Irish social media agency Simply Zesty has made quite a name for themselves creating content and growing their social media footprint. They do this with a small staff, while serving blue chip clients like Sony and Volkswagen. When founder Lauren Fisher reached out to me to let me know they were acquired by UTV Media, I jumped at the chance to ask her about their content strategy.
Agencies are often in their own category from a social media perspective, but since their customers are other businesses, they can be thought of as B2B companies. And the lessons Lauren shared with me below can apply to any B2B company.
Lauren Fisher, Founder, Simply Zesty; John McCann, Group CEO, UTV Media plc; Niall Harbison, Founder, Simply Zesty; Nigel Robbins, Commercial Director – Ireland, UTV Media and Ken Fitzpatrick, CEO, Simply Zesty.
Let’s start at the top. Agencies frequently struggle creating social media content because their staff needs to focus on billable work. How do you manage to strike that balance?
For us, it’s been a learning curve of getting the right mix between brainstorming for the right video, design, app etc., the actual production time and then the eventual distribution. It’s very easy to get sidetracked with focusing on the content without figuring out how much time you need to properly plan and get the best idea. As a business, we’ve worked hard on ensuring we have the right mix of time spent on all 3 areas, and of course that the billing accurately reflects this!
Can you provide some insight into your content strategy? Are there certain topics you focus on, and others you steer away from?
In terms of the blog, we have decided to keep a focus on news, analysis and also easy to follow guides/tips. We’ve found that there is a ready audience there for each of those areas, provided we put the work in to do it well! We’ve also been genuinely honest about what we would find useful or interesting. Unless we have an exclusive, we would rarely cover a breaking news story with a simple summing up, but we would provide additional insights for brands to put something into practice, or how it might change things for them. And we have learned that if you put the time in to an article, it will generally pay off.
Even though you work with a number of large consumer brands, you are a B2B company because you are selling your services to other businesses. How do you bring that consumer sensibility to your social media properties?
We have tried to keep the company social media properties as personable as possible.
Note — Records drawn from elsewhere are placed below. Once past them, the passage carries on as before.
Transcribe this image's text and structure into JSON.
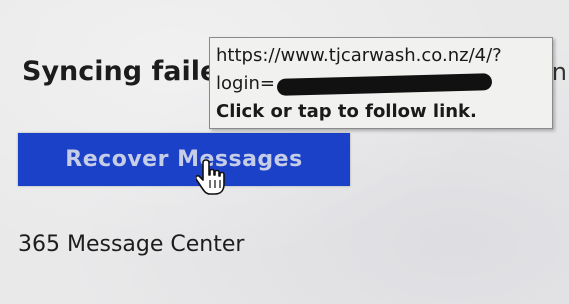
{
  "page": {
    "status_heading": "Syncing faile",
    "right_edge_char": "n",
    "recover_button_label": "Recover Messages",
    "footer_label": "365 Message Center"
  },
  "tooltip": {
    "url_line": "https://www.tjcarwash.co.nz/4/?",
    "login_prefix": "login=",
    "follow_hint": "Click or tap to follow link."
  },
  "icons": {
    "cursor": "hand-pointer-icon"
  },
  "colors": {
    "button_bg": "#1c41c9",
    "button_text": "#c6cde6",
    "tooltip_bg": "#f1f1ef"
  }
}
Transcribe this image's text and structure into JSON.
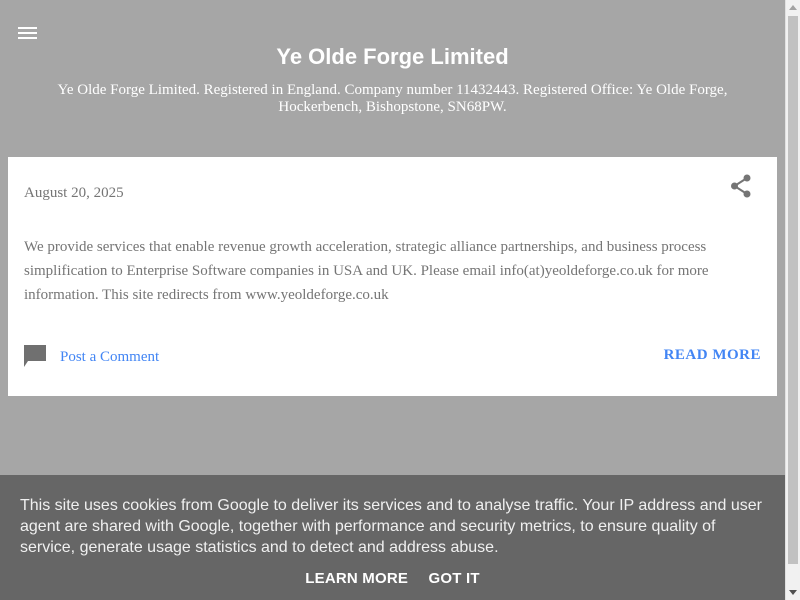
{
  "header": {
    "menu_icon": "hamburger-menu-icon",
    "title": "Ye Olde Forge Limited",
    "description": "Ye Olde Forge Limited. Registered in England. Company number 11432443. Registered Office: Ye Olde Forge, Hockerbench, Bishopstone, SN68PW."
  },
  "post": {
    "date": "August 20, 2025",
    "share_icon": "share-icon",
    "body": "We provide services that enable revenue growth acceleration, strategic alliance partnerships, and business process simplification to Enterprise Software companies in USA and UK. Please email info(at)yeoldeforge.co.uk for more information. This site redirects from www.yeoldeforge.co.uk",
    "comment_icon": "comment-icon",
    "comment_label": "Post a Comment",
    "read_more_label": "READ MORE"
  },
  "cookie_notice": {
    "text": "This site uses cookies from Google to deliver its services and to analyse traffic. Your IP address and user agent are shared with Google, together with performance and security metrics, to ensure quality of service, generate usage statistics and to detect and address abuse.",
    "learn_more_label": "LEARN MORE",
    "got_it_label": "GOT IT"
  },
  "colors": {
    "background": "#a6a6a6",
    "accent": "#4285f4",
    "cookie_bar": "#666666"
  }
}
No one really has an interest in joining our Facebook Page if we’re just going to post links to our blog. RSS is fine for that! We think about how we run our personal social media accounts and try to replicate this where we can, with informal questions, pictures etc. I think that is where we stand out, but again it has been a learning curve. There were times, particularly when we struggling with a smaller team and being maxed out on client work, when we let our own social media activities slip. But this was wrong. After all, we have actually gained new clients purely through our own social media profiles. One time we even gained a new client as one of our videos was shown as a similar video in the sidebar of YouTube and they got in touch!
How closely do you track conversions, in the form of new business, from your social media efforts?
Honestly, probably not as much as we should. Firstly because it is quite time consuming to do it well, but also because it is of a much more organic nature, and not always easy to track. We tend to be quite anecdotal about it. If a client mentions that they found us through a particular blog post, video etc. we would try and implement more of those. But unfortunately it’s not an exact science. Sometimes you just get lucky and it can be hard to replicate the success.
Any final tips for companies looking to grow their social media presence to drive new business?
Definitely take the time to do it properly. It’s very easy to let it slip when you have client work coming out of your ears! But you will probably find that the work you get through social media channels will have a longer lead time, so it’s important to keep it up even during busy periods in your agency, as you could see the benefit even months down the line.
Also try and focus on where the decision makers are, and what they might be looking for that you can help out with. It might well be the case that networking in groups on LinkedIn won’t drive that many business leads (it hasn’t really for us), but that by tweeting interesting campaign links etc. you provide people with a useful resource and these may well be the decision makers in an organisation.